Is sovereign immunity hurting America?
Back in November, Alison Frankel had a very sensible and clear-eyed analysis of the lawsuit which a Cayman-based hedge fund, Fir Tree, is bringing against, essentially, the government of Ireland. In short, Ireland has sovereign immunity, so, no dice. Sorry, better luck next time.
Since then, there’s been no real new news in the case. But for some reason the Economist has decided all of a sudden that this is a terribly important case which “eviscerates law in New York” and which raises a host of worries:
If America’s legal system cannot be relied on for deals done in America, it will become a less attractive place to do business. Borrowing costs may rise, which could prompt non-American companies to take business elsewhere. At the very least, terms will be tweaked.
To make a long story short, the saga here is that Fir Tree wound up buying Anglo Irish debt obligations which were written under New York law. But then Anglo Irish got nationalized, so Fir Tree no longer has a simple commercial contract in New York, facing a bank: it’s now having to line up with other bank creditors of the Irish government.
That’s not a great outcome for Fir Tree, but it’s simply what happens when a bank gets nationalized. Fir Tree would have been no better off had Anglo Irish simply been left to go bust, which was the only other alternative. And any time anybody lends money to a foreign company, they know there’s a risk of nationalization — especially when that foreign company is a bank.
The law in New York, it’s important to emphasize, has not been eviscerated at all. The Foreign Sovereign Immunities Act is the law in New York, it has been the law in New York for as long as anybody can remember, and anybody writing contracts in New York knows about it. Does the existence of the FSIA make New York “a less attractive place to do business”? Not really: it’s been around for a long time, with no visible effect on New York’s attractiveness as a commercial center.
What’s more, you can’t “tweak” the terms of a contract to get around the risk that a foreign company will become nationalized and thereby subject to the FSIA. That’s a known risk for any lender, and there’s nothing anybody can do about it. Moving the contract to some other jurisdiction wouldn’t help, either: the world’s major commercial centers all have laws giving foreign sovereigns immunity on a very broad front. New York is in no way exceptional in that.
As we’re seeing in the saga of Elliott vs Argentina, any attempt to sue a foreign sovereign in New York court is going to be extremely fraught and difficult at best. Some market fundamentalists might have a problem with that: if “corporations are people too”, then why shouldn’t entire countries be people as well?

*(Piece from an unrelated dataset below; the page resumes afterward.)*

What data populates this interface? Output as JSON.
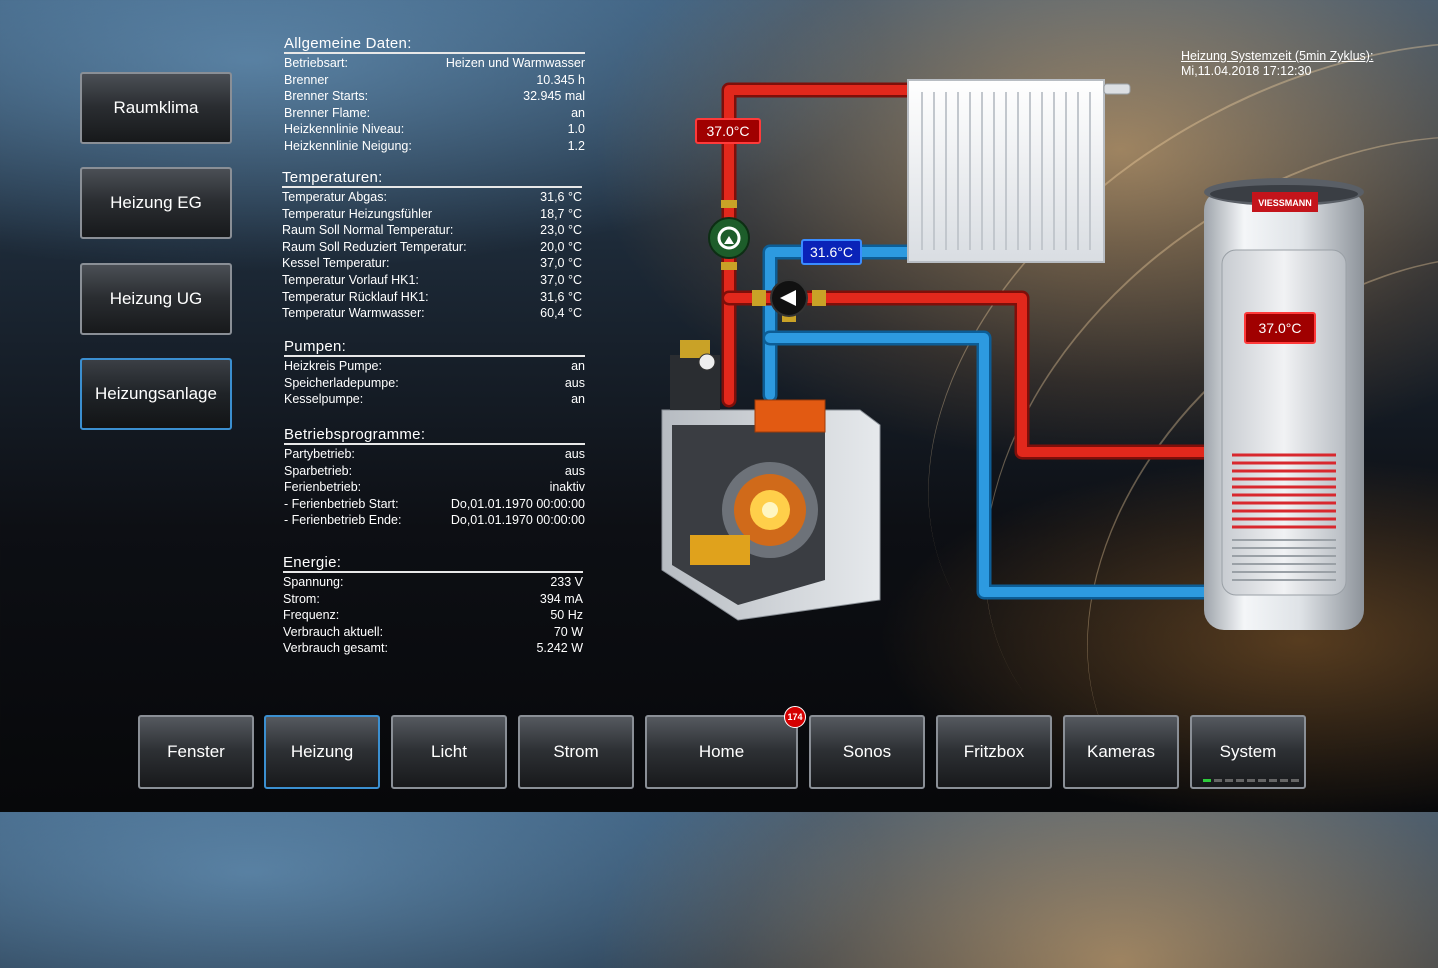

But for the time being, and for the foreseeable future, foreign sovereigns are special in the eyes of the law. And that’s not an evisceration of anything.